Because ArborX uses Kokkos, Kokkos needs to be initialized and finalized before using this class.
ArborXWrappers::BVH::BVH  (  const std::vector< BoundingBox< dim, Number >> &  bounding_boxes  ) 
Constructor. Use a vector of BoundingBox bounding_boxes
as primitives.
ArborXWrappers::BVH::BVH  (  const std::vector< Point< dim, Number >> &  points  ) 
std::pair< std::vector< int >, std::vector< int > > ArborXWrappers::BVH::query  (  const QueryType &  queries  ) 
Return the indices of those BoundingBox objects that satisfy the queries
. Because queries
can contain multiple queries, the function returns a pair of indices and offsets.
Below is an example piece of code that does the following: Let us assume that we have a set of bounding boxes for objects – say, the bounding boxes of each of the cells in a triangulation, or the bounding boxes for each of the parts of a triangulation in a parallel triangulation. We will store those in the bvh_bounding_boxes
array below.
Let us then also assume that we have a set of other bounding boxes, let's say for small objects that are moving around in our domain. We will put these bounding boxes into the bb_intersect
array. The question we would then like to answer is the following: with which of the BVH bounding box(es) do each of the bb_intersect bounding boxes intersect? In other words, in which cell(s) or partition(s) are the particles?
This query is answered by the following piece of code:
The elements of bvh_bounding_boxes
that intersect the j
th BoundingBox of query_bounding_boxes
are given by:
In many other applications, we are interested not only in finding which bounding boxes another bounding box lies in, but in fact which bounding boxes individual points lie in – say, if instead of objects we have pointlike particles moving around. In that case, we would need to answer a query for points, and this can be done as follows:

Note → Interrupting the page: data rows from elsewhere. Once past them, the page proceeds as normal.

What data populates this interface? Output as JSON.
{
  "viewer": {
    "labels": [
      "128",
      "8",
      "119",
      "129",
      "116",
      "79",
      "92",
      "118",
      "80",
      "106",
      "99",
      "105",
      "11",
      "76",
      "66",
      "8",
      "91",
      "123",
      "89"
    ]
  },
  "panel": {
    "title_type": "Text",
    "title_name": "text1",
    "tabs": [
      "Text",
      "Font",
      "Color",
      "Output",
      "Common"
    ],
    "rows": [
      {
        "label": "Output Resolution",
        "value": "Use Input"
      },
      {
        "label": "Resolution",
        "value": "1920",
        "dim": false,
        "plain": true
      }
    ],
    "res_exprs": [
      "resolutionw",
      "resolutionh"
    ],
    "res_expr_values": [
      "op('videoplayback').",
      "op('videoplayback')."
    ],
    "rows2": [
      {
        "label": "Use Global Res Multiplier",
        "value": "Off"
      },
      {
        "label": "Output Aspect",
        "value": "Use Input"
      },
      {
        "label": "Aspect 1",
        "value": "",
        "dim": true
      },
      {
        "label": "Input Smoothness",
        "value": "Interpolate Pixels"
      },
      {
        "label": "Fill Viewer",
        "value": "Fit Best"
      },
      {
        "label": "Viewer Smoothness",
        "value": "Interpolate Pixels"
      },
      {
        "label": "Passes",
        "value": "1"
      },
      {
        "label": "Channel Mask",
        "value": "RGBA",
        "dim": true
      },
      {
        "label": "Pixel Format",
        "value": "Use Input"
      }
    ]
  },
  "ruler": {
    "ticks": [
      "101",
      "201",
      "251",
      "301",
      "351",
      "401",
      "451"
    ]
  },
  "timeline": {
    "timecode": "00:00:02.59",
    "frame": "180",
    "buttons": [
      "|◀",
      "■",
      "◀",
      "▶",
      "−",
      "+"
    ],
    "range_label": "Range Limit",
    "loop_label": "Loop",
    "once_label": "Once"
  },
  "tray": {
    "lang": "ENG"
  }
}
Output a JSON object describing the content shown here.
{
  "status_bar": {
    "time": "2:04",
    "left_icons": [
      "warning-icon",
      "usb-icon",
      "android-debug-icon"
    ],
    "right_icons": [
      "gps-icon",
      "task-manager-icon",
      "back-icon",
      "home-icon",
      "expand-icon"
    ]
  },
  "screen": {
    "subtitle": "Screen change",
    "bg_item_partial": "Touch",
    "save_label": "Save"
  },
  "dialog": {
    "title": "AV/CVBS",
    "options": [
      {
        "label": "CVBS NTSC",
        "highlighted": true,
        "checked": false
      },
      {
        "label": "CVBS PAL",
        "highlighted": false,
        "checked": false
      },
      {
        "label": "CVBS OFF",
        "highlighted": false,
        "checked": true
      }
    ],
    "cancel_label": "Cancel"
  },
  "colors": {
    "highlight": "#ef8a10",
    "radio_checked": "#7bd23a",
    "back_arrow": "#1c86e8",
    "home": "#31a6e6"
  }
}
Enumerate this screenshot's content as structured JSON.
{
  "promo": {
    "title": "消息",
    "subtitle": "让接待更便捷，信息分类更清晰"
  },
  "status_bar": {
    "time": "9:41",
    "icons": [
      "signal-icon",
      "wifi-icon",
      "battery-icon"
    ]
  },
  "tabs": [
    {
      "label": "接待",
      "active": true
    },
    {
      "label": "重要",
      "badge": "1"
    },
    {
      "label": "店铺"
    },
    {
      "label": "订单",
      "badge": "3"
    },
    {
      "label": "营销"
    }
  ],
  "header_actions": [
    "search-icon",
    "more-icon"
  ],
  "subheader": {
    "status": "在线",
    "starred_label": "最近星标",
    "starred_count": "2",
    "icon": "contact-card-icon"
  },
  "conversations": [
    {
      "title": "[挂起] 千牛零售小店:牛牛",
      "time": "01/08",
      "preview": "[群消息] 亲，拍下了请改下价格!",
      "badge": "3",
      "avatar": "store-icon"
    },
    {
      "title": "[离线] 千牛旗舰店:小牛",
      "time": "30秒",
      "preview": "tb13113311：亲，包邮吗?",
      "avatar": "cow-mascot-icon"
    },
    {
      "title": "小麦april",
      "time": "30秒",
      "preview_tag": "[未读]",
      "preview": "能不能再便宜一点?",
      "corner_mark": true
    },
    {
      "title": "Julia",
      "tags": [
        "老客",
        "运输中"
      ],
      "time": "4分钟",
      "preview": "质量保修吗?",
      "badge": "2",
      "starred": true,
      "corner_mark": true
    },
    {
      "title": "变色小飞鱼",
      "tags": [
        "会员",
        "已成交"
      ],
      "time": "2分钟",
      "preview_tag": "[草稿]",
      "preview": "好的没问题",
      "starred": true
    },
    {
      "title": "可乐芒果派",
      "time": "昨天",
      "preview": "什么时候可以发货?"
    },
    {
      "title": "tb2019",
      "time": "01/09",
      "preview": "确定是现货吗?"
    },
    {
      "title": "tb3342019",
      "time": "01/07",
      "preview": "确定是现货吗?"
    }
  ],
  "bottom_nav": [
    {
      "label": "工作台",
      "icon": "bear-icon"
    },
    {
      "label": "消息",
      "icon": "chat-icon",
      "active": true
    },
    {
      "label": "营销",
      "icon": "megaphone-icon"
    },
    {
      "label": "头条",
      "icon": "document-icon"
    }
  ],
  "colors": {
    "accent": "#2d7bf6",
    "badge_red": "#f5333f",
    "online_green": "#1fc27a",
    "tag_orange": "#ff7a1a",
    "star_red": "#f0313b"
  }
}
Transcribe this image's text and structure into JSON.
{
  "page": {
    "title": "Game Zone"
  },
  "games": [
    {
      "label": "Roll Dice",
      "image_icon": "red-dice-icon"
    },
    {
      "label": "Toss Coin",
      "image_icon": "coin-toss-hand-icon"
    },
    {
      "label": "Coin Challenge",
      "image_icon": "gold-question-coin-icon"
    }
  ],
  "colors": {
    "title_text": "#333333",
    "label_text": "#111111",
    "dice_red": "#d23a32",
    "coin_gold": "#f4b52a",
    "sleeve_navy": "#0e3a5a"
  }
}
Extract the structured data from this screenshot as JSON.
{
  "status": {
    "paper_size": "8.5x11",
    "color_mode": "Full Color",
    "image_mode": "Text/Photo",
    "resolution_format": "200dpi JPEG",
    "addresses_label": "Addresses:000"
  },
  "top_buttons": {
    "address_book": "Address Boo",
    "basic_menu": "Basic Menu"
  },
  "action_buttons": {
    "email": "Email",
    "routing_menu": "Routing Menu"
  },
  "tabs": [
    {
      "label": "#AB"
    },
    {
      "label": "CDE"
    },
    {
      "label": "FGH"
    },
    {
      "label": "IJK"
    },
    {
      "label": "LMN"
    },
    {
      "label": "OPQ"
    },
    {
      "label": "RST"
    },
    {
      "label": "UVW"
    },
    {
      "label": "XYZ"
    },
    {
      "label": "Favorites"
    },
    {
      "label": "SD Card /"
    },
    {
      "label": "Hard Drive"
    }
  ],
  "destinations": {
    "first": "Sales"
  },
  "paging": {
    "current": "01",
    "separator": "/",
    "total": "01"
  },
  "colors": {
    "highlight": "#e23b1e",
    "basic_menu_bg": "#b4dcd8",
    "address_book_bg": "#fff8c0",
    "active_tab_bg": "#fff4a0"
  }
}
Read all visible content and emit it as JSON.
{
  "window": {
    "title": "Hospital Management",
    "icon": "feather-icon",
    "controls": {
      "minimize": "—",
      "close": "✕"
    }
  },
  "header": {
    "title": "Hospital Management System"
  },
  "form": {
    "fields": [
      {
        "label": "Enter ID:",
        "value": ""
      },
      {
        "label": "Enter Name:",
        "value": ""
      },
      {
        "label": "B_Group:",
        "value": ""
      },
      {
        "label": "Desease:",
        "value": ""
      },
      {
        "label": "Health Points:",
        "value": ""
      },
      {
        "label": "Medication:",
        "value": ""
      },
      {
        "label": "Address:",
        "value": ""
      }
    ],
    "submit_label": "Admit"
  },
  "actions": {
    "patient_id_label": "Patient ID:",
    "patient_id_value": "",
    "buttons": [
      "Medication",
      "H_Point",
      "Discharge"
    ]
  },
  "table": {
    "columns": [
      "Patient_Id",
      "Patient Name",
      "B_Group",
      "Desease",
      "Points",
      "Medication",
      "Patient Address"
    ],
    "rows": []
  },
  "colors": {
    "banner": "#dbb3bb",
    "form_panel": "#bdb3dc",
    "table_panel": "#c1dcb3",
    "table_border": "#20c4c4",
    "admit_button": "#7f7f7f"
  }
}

As a final example, we want to show how to find the five nearest points of a given set of points. This can done as follows:

private